Identification of Transmembrane Regions To generate data for a plot, the protein sequence is scanned with a moving window of size residues. At each position, the mean hydrophobic index of the amino acids within the window is calculated and that value plotted as the midpoint of the window. Aquaporin V KGVWTQAFWKAVTAEFLAMLIFVLLSVGSTINWGGSEN
Discriminating between Inside and Outside Loops Hydrophobic: Val, Phe, Ile, Leu, Met. Positive: Lys, Arg, His. Cytoplasmic loops are enriched in positively charged residues: the 'positive-inside rule' of von Heijne

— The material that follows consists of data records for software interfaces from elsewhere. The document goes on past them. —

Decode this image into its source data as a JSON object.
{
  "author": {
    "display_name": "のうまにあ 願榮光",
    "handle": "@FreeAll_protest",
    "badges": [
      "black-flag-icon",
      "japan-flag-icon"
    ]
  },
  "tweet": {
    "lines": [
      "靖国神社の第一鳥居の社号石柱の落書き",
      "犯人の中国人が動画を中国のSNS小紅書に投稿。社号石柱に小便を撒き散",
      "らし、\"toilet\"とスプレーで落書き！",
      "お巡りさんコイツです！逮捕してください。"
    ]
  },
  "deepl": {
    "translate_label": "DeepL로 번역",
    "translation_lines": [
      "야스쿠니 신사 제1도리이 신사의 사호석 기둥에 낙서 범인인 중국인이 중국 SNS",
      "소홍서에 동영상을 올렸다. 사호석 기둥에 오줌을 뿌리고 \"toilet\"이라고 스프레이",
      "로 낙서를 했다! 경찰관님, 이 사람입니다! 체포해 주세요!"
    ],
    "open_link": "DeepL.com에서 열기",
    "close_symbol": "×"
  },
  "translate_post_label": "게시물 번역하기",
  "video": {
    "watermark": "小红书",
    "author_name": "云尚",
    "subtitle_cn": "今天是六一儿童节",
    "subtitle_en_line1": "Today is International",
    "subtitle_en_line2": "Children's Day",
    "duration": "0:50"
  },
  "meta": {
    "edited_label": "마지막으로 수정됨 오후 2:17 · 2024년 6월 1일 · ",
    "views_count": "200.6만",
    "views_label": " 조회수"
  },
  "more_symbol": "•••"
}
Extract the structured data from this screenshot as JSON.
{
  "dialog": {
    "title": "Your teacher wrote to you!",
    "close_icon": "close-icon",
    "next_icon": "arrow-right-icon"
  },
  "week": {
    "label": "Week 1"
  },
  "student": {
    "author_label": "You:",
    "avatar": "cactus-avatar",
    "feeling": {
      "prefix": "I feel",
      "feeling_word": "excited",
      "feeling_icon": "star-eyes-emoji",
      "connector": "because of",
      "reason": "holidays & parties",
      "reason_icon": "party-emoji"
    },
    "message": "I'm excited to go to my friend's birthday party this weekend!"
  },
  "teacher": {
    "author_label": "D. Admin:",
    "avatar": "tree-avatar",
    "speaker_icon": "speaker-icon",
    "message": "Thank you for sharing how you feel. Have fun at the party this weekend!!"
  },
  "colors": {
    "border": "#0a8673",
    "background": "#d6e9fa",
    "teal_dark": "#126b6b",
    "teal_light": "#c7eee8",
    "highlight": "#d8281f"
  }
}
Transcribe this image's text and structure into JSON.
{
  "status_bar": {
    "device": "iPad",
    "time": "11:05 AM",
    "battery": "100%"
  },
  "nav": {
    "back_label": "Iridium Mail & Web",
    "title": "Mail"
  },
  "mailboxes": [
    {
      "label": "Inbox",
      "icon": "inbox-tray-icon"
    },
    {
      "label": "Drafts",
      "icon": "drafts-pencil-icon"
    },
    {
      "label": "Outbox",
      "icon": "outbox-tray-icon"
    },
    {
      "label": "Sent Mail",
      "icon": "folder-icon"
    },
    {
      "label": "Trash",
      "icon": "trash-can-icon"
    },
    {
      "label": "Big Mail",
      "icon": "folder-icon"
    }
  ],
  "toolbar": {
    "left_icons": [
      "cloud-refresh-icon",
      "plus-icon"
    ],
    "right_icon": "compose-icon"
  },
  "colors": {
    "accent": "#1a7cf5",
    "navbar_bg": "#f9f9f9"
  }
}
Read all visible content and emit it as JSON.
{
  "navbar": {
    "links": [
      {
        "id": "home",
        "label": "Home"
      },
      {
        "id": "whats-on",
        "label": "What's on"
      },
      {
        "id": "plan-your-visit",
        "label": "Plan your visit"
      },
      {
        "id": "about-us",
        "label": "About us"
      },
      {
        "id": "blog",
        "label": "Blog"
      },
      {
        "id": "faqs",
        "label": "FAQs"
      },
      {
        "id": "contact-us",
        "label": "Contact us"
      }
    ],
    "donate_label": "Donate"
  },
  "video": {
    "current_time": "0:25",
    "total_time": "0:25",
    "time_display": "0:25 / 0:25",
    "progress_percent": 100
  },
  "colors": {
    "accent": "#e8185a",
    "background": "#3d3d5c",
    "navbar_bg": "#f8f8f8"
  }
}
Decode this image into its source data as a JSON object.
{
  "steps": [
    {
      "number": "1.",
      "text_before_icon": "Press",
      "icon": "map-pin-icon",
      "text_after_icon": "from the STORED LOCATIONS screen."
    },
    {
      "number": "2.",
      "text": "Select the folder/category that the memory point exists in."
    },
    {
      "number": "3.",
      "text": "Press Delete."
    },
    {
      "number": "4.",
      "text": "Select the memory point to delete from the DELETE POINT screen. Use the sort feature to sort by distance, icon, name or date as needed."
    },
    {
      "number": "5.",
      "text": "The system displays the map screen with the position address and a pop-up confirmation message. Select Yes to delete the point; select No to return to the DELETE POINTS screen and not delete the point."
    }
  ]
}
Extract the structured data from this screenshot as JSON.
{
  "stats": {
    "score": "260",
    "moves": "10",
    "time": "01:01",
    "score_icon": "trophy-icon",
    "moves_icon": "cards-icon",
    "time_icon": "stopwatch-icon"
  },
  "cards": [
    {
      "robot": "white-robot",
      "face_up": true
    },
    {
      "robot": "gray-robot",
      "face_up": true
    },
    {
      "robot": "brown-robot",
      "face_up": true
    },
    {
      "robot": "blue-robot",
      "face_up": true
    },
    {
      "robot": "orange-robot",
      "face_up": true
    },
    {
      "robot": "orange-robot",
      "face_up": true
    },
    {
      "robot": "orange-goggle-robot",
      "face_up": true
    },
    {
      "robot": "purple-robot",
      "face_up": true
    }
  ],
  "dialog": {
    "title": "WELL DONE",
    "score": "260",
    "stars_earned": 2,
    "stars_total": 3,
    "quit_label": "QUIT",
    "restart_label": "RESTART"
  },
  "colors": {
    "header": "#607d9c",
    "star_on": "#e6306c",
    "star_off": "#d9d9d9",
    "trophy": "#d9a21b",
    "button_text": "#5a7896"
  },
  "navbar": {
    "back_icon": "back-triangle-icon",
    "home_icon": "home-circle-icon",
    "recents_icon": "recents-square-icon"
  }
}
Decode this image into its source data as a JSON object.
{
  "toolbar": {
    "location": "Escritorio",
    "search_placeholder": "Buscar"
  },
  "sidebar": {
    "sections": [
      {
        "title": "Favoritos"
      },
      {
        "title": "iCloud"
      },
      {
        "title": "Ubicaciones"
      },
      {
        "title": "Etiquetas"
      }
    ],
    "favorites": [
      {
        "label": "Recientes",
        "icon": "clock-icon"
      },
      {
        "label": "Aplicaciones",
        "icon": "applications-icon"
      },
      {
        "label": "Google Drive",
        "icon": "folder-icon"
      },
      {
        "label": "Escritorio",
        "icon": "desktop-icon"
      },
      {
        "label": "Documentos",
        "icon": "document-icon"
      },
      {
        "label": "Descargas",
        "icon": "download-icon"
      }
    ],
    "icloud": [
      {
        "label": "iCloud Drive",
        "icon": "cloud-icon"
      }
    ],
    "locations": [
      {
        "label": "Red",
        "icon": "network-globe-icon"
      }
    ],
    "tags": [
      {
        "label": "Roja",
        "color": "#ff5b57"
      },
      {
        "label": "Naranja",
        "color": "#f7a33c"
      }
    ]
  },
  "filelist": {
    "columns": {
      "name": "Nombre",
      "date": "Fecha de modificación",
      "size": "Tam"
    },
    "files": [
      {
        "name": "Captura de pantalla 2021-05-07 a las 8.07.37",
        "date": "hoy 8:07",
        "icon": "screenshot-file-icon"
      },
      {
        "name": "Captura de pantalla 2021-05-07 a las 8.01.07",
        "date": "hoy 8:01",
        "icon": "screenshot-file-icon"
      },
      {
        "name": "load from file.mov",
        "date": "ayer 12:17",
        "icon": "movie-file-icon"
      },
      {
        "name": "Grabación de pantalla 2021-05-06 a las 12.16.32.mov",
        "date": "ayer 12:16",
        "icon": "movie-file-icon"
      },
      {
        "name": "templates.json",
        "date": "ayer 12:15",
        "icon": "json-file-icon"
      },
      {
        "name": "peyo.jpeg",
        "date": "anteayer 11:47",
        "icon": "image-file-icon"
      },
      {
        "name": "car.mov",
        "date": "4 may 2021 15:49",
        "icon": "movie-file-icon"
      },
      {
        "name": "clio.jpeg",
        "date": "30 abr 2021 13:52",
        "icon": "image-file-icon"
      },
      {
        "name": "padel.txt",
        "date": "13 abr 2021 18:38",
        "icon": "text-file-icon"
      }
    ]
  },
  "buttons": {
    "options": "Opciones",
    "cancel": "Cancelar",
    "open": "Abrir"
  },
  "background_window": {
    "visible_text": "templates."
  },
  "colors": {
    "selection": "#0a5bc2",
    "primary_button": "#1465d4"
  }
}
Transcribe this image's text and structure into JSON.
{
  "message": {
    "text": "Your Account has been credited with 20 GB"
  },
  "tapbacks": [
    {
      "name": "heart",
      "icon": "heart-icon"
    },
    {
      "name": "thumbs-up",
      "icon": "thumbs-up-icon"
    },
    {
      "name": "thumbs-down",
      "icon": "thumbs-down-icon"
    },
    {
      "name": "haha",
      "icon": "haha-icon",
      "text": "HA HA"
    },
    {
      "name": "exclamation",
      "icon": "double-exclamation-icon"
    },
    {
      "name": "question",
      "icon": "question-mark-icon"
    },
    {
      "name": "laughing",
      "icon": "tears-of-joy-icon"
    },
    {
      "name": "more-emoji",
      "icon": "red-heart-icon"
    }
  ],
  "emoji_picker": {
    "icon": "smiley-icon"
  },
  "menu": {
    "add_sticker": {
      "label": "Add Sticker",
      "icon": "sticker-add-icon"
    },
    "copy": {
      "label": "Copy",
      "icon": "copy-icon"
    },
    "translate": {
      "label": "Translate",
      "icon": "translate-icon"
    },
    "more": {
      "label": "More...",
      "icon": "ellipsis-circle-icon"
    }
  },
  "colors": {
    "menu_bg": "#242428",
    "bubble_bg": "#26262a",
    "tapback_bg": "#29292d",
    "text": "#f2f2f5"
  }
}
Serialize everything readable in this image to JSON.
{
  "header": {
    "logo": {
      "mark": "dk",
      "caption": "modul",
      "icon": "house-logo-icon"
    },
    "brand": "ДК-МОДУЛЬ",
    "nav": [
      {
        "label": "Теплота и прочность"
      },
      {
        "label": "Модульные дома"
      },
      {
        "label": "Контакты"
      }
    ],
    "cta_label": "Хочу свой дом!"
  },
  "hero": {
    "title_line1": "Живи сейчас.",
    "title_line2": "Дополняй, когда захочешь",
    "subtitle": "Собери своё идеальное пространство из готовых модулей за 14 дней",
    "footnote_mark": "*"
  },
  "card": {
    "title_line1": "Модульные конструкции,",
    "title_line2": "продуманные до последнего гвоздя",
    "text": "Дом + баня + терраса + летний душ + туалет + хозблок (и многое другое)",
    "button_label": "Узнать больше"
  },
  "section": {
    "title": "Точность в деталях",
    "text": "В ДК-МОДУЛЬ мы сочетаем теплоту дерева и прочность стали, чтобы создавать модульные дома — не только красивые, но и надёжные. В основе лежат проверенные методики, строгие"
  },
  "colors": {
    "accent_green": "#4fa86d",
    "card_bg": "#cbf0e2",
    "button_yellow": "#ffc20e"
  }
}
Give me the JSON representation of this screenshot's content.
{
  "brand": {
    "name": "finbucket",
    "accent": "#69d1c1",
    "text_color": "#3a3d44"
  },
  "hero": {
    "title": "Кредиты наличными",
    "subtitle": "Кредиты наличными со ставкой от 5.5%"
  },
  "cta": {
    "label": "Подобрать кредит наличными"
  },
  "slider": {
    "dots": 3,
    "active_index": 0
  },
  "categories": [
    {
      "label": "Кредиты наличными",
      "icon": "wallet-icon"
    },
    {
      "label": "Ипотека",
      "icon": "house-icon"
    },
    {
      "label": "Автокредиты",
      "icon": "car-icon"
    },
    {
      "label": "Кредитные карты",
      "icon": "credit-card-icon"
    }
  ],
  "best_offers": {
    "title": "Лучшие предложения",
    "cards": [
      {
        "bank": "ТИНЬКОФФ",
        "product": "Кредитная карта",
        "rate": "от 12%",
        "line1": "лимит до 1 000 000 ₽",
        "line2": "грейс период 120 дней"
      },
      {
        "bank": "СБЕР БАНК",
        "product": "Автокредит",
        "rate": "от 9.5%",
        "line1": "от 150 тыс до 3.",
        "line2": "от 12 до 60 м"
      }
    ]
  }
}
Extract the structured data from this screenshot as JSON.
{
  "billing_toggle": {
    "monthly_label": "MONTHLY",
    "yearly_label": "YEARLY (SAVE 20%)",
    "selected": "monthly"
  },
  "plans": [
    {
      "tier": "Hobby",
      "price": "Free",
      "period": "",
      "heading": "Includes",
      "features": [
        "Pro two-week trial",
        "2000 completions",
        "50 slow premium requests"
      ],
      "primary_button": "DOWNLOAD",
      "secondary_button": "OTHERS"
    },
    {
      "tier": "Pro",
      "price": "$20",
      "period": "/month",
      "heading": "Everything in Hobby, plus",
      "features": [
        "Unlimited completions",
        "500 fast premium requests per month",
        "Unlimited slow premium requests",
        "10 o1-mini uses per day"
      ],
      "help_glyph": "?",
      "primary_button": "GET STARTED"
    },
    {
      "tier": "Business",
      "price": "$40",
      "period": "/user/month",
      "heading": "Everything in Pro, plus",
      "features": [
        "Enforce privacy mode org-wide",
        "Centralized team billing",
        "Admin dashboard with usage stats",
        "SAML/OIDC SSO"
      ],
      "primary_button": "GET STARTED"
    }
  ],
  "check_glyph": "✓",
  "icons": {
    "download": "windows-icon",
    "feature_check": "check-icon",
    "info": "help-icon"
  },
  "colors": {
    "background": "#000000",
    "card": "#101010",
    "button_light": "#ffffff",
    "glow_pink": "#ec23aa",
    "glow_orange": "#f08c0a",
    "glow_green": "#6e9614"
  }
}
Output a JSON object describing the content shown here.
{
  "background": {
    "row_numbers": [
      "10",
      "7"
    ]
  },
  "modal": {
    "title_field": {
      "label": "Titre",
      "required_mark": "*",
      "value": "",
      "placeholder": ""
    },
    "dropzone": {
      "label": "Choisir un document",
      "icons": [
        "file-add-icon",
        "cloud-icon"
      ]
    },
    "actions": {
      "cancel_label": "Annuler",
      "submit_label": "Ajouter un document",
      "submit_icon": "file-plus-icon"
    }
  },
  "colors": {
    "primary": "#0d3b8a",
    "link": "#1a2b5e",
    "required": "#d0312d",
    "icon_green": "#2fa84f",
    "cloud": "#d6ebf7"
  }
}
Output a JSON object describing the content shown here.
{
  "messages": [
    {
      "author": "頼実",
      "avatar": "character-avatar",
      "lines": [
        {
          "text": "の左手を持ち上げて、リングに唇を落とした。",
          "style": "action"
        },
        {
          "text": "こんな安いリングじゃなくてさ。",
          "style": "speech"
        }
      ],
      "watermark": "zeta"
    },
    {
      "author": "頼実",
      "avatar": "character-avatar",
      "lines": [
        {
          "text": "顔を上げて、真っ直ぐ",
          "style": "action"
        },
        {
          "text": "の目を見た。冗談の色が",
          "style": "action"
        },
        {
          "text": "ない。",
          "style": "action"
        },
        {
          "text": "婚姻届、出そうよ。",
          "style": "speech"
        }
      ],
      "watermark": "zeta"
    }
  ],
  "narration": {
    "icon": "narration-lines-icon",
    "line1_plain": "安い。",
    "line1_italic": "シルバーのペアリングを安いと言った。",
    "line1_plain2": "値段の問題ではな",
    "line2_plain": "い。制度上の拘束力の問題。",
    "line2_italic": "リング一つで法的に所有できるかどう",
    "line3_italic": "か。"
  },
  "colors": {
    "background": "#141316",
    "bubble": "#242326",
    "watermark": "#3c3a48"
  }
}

Using Evolutionary Information PSI-BLAST takes a single protein sequence as an input and compares it to a protein database. The program constructs a multiple alignment, and then a profile, from any significant local alignments found. The profile is compared to the protein database, again seeking local alignments. PSI-BLAST estimates the statistical significance of the local alignments found. Finally, PSI-BLAST iterates, by returning to step (2), an arbitrary number of times or until convergence
Using Support Vector Machines for Topology prediction Earlier approaches have relied on physiochemical properties such as hydrophobicity to identify transmembrane helices (e.g Kyte-Doolittle). Recently, more advanced methods using machine learning algorithms such as hidden Markov models (e.g. TMHMM, PHOBIUS) and neural networks (MEMSAT3) have been developed, They have achieved significant improvements in prediction accuracy (~80%). However, none of the top scoring methods use SVMs. While hidden Markov models and neural networks may have multiple outputs, SVMs are binary classifiers. In order to deal with TM topology prediction, multiple SVM will have to be combined, e.g. TM helix / Loop Inside Loop / Outside Loop Signal Peptide / TM helix Re-entrant Loop / TM helix
Helix / Loop SVM Prediction Accuracy TM helix / Loop SVM: Database of 135 non-redundant protein sequences Jack knife cross-validation PSI-BLAST profiles Normalised by Z-score 33 residue sliding window Radial Basis Function Kernel: Gamma = 0.09, C = 0.8 SVM Mathews Correlation Coefficient = 0.82 TP=9129 FP=1351 TN=22140 FN=1320 Kyte-Doolittle MCC: 0.66 MEMSAT3 MMC: 0.76
SVM Results – Particulate Methane Monooxygenase subunit C
SVM Results – Cytochrome b6f subunit A
Further work Expand training set. Additional sequences where the TMH are known but the topology is not can be used to train the Helix/Loop classifier. Parameter optimisation. Window size Kernel type Transduction. Signal peptide SVM Re-entrant loop SVM. Combine SVM raw scores/probabilities into a topology.